In your copy, leave out the pictures; write out all the data exactly.

Page and application data records:
******************************

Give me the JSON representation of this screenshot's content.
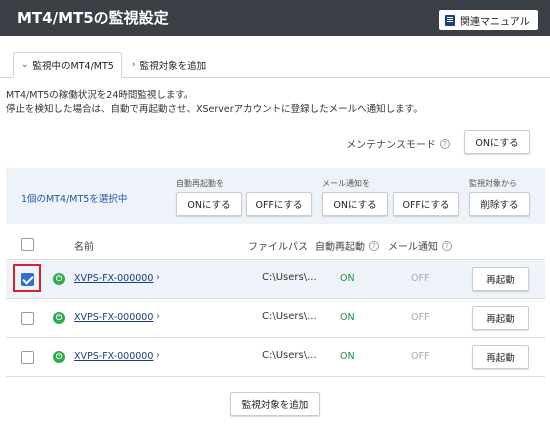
{
  "header": {
    "title": "MT4/MT5の監視設定",
    "manual_label": "関連マニュアル"
  },
  "tabs": [
    {
      "label": "監視中のMT4/MT5",
      "active": true
    },
    {
      "label": "監視対象を追加",
      "active": false
    }
  ],
  "description": {
    "line1": "MT4/MT5の稼働状況を24時間監視します。",
    "line2": "停止を検知した場合は、自動で再起動させ、XServerアカウントに登録したメールへ通知します。"
  },
  "maintenance": {
    "label": "メンテナンスモード",
    "button": "ONにする"
  },
  "bulk_actions": {
    "selected_text": "1個のMT4/MT5を選択中",
    "auto_restart": {
      "label": "自動再起動を",
      "on": "ONにする",
      "off": "OFFにする"
    },
    "mail_notify": {
      "label": "メール通知を",
      "on": "ONにする",
      "off": "OFFにする"
    },
    "monitor": {
      "label": "監視対象から",
      "delete": "削除する"
    }
  },
  "table": {
    "headers": {
      "name": "名前",
      "path": "ファイルパス",
      "auto_restart": "自動再起動",
      "mail": "メール通知"
    },
    "rows": [
      {
        "checked": true,
        "name": "XVPS-FX-000000",
        "path": "C:\\Users\\...",
        "auto_restart": "ON",
        "mail": "OFF",
        "action": "再起動"
      },
      {
        "checked": false,
        "name": "XVPS-FX-000000",
        "path": "C:\\Users\\...",
        "auto_restart": "ON",
        "mail": "OFF",
        "action": "再起動"
      },
      {
        "checked": false,
        "name": "XVPS-FX-000000",
        "path": "C:\\Users\\...",
        "auto_restart": "ON",
        "mail": "OFF",
        "action": "再起動"
      }
    ]
  },
  "footer": {
    "add_button": "監視対象を追加"
  },
  "colors": {
    "header_bg": "#3b4047",
    "accent_blue": "#2f6ed3",
    "link": "#1b3c82",
    "status_on": "#1d8f3a",
    "status_off": "#aaaaaa",
    "power": "#2eaa4f",
    "highlight": "#d9222a"
  },
  "icons": [
    "book-icon",
    "chevron-down-icon",
    "chevron-right-icon",
    "help-icon",
    "power-icon",
    "check-icon"
  ]
}
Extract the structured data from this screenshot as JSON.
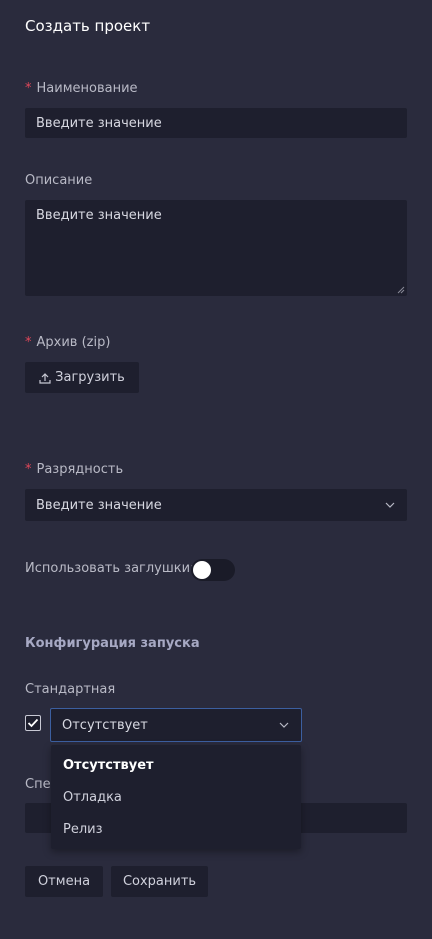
{
  "form": {
    "title": "Создать проект",
    "required_mark": "*",
    "name": {
      "label": "Наименование",
      "placeholder": "Введите значение"
    },
    "description": {
      "label": "Описание",
      "placeholder": "Введите значение"
    },
    "archive": {
      "label": "Архив (zip)",
      "upload_label": "Загрузить"
    },
    "bitness": {
      "label": "Разрядность",
      "placeholder": "Введите значение"
    },
    "stubs": {
      "label": "Использовать заглушки",
      "colon": ":",
      "enabled": false
    },
    "launch_config": {
      "section_title": "Конфигурация запуска",
      "standard_label": "Стандартная",
      "checked": true,
      "selected": "Отсутствует",
      "options": [
        "Отсутствует",
        "Отладка",
        "Релиз"
      ],
      "special_label_partial": "Спец"
    },
    "actions": {
      "cancel": "Отмена",
      "save": "Сохранить"
    }
  },
  "colors": {
    "background": "#2a2b3d",
    "field": "#1e1f2e",
    "required": "#e0475a",
    "focus_border": "#3c5fa0"
  }
}
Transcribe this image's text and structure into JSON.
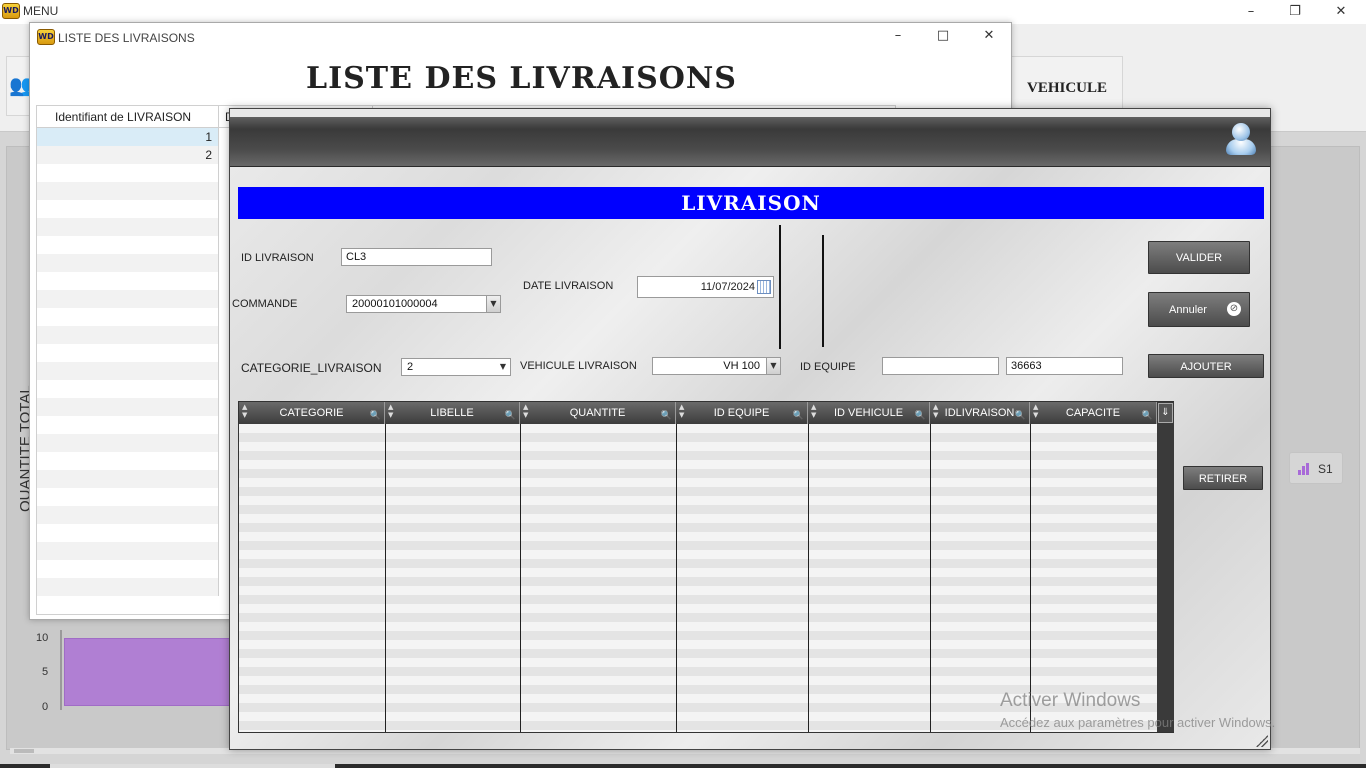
{
  "main": {
    "title": "MENU",
    "app_icon": "WD",
    "nav_vehicule": "VEHICULE",
    "chart_data": {
      "type": "bar",
      "ylabel": "QUANTITE TOTAL",
      "ylim": [
        0,
        10
      ],
      "yticks": [
        "10",
        "5",
        "0"
      ],
      "series": [
        {
          "name": "S1",
          "values": [
            10
          ]
        }
      ],
      "legend": "right"
    }
  },
  "liste": {
    "window_title": "LISTE DES LIVRAISONS",
    "heading": "LISTE DES LIVRAISONS",
    "columns": [
      "Identifiant de LIVRAISON",
      "D"
    ],
    "rows": [
      "1",
      "2"
    ]
  },
  "livraison": {
    "banner": "LIVRAISON",
    "id_livraison_label": "ID LIVRAISON",
    "id_livraison_value": "CL3",
    "commande_label": "COMMANDE",
    "commande_value": "20000101000004",
    "date_label": "DATE LIVRAISON",
    "date_value": "11/07/2024",
    "categorie_label": "CATEGORIE_LIVRAISON",
    "categorie_value": "2",
    "vehicule_label": "VEHICULE LIVRAISON",
    "vehicule_value": "VH 100",
    "id_equipe_label": "ID EQUIPE",
    "id_equipe_value1": "",
    "id_equipe_value2": "36663",
    "btn_valider": "VALIDER",
    "btn_annuler": "Annuler",
    "btn_ajouter": "AJOUTER",
    "btn_retirer": "RETIRER",
    "grid_columns": [
      "CATEGORIE",
      "LIBELLE",
      "QUANTITE",
      "ID EQUIPE",
      "ID VEHICULE",
      "IDLIVRAISON",
      "CAPACITE"
    ]
  },
  "watermark": {
    "line1": "Activer Windows",
    "line2": "Accédez aux paramètres pour activer Windows."
  }
}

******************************

Exercise answer:
Give me the JSON representation of this screenshot's content.
{
  "header": {
    "title": "MT4/MT5の監視設定",
    "manual_label": "関連マニュアル"
  },
  "tabs": [
    {
      "label": "監視中のMT4/MT5",
      "active": true
    },
    {
      "label": "監視対象を追加",
      "active": false
    }
  ],
  "description": {
    "line1": "MT4/MT5の稼働状況を24時間監視します。",
    "line2": "停止を検知した場合は、自動で再起動させ、XServerアカウントに登録したメールへ通知します。"
  },
  "maintenance": {
    "label": "メンテナンスモード",
    "button": "ONにする"
  },
  "bulk_actions": {
    "selected_text": "1個のMT4/MT5を選択中",
    "auto_restart": {
      "label": "自動再起動を",
      "on": "ONにする",
      "off": "OFFにする"
    },
    "mail_notify": {
      "label": "メール通知を",
      "on": "ONにする",
      "off": "OFFにする"
    },
    "monitor": {
      "label": "監視対象から",
      "delete": "削除する"
    }
  },
  "table": {
    "headers": {
      "name": "名前",
      "path": "ファイルパス",
      "auto_restart": "自動再起動",
      "mail": "メール通知"
    },
    "rows": [
      {
        "checked": true,
        "name": "XVPS-FX-000000",
        "path": "C:\\Users\\...",
        "auto_restart": "ON",
        "mail": "OFF",
        "action": "再起動"
      },
      {
        "checked": false,
        "name": "XVPS-FX-000000",
        "path": "C:\\Users\\...",
        "auto_restart": "ON",
        "mail": "OFF",
        "action": "再起動"
      },
      {
        "checked": false,
        "name": "XVPS-FX-000000",
        "path": "C:\\Users\\...",
        "auto_restart": "ON",
        "mail": "OFF",
        "action": "再起動"
      }
    ]
  },
  "footer": {
    "add_button": "監視対象を追加"
  },
  "colors": {
    "header_bg": "#3b4047",
    "accent_blue": "#2f6ed3",
    "link": "#1b3c82",
    "status_on": "#1d8f3a",
    "status_off": "#aaaaaa",
    "power": "#2eaa4f",
    "highlight": "#d9222a"
  },
  "icons": [
    "book-icon",
    "chevron-down-icon",
    "chevron-right-icon",
    "help-icon",
    "power-icon",
    "check-icon"
  ]
}
Extract the structured data from this screenshot as JSON.
{
  "form": {
    "title": "Создать проект",
    "required_mark": "*",
    "name": {
      "label": "Наименование",
      "placeholder": "Введите значение"
    },
    "description": {
      "label": "Описание",
      "placeholder": "Введите значение"
    },
    "archive": {
      "label": "Архив (zip)",
      "upload_label": "Загрузить"
    },
    "bitness": {
      "label": "Разрядность",
      "placeholder": "Введите значение"
    },
    "stubs": {
      "label": "Использовать заглушки",
      "colon": ":",
      "enabled": false
    },
    "launch_config": {
      "section_title": "Конфигурация запуска",
      "standard_label": "Стандартная",
      "checked": true,
      "selected": "Отсутствует",
      "options": [
        "Отсутствует",
        "Отладка",
        "Релиз"
      ],
      "special_label_partial": "Спец"
    },
    "actions": {
      "cancel": "Отмена",
      "save": "Сохранить"
    }
  },
  "colors": {
    "background": "#2a2b3d",
    "field": "#1e1f2e",
    "required": "#e0475a",
    "focus_border": "#3c5fa0"
  }
}
Transcribe this image's text and structure into JSON.
{
  "main": {
    "title": "MENU",
    "app_icon": "WD",
    "nav_vehicule": "VEHICULE",
    "chart_data": {
      "type": "bar",
      "ylabel": "QUANTITE TOTAL",
      "ylim": [
        0,
        10
      ],
      "yticks": [
        "10",
        "5",
        "0"
      ],
      "series": [
        {
          "name": "S1",
          "values": [
            10
          ]
        }
      ],
      "legend": "right"
    }
  },
  "liste": {
    "window_title": "LISTE DES LIVRAISONS",
    "heading": "LISTE DES LIVRAISONS",
    "columns": [
      "Identifiant de LIVRAISON",
      "D"
    ],
    "rows": [
      "1",
      "2"
    ]
  },
  "livraison": {
    "banner": "LIVRAISON",
    "id_livraison_label": "ID LIVRAISON",
    "id_livraison_value": "CL3",
    "commande_label": "COMMANDE",
    "commande_value": "20000101000004",
    "date_label": "DATE LIVRAISON",
    "date_value": "11/07/2024",
    "categorie_label": "CATEGORIE_LIVRAISON",
    "categorie_value": "2",
    "vehicule_label": "VEHICULE LIVRAISON",
    "vehicule_value": "VH 100",
    "id_equipe_label": "ID EQUIPE",
    "id_equipe_value1": "",
    "id_equipe_value2": "36663",
    "btn_valider": "VALIDER",
    "btn_annuler": "Annuler",
    "btn_ajouter": "AJOUTER",
    "btn_retirer": "RETIRER",
    "grid_columns": [
      "CATEGORIE",
      "LIBELLE",
      "QUANTITE",
      "ID EQUIPE",
      "ID VEHICULE",
      "IDLIVRAISON",
      "CAPACITE"
    ]
  },
  "watermark": {
    "line1": "Activer Windows",
    "line2": "Accédez aux paramètres pour activer Windows."
  }
}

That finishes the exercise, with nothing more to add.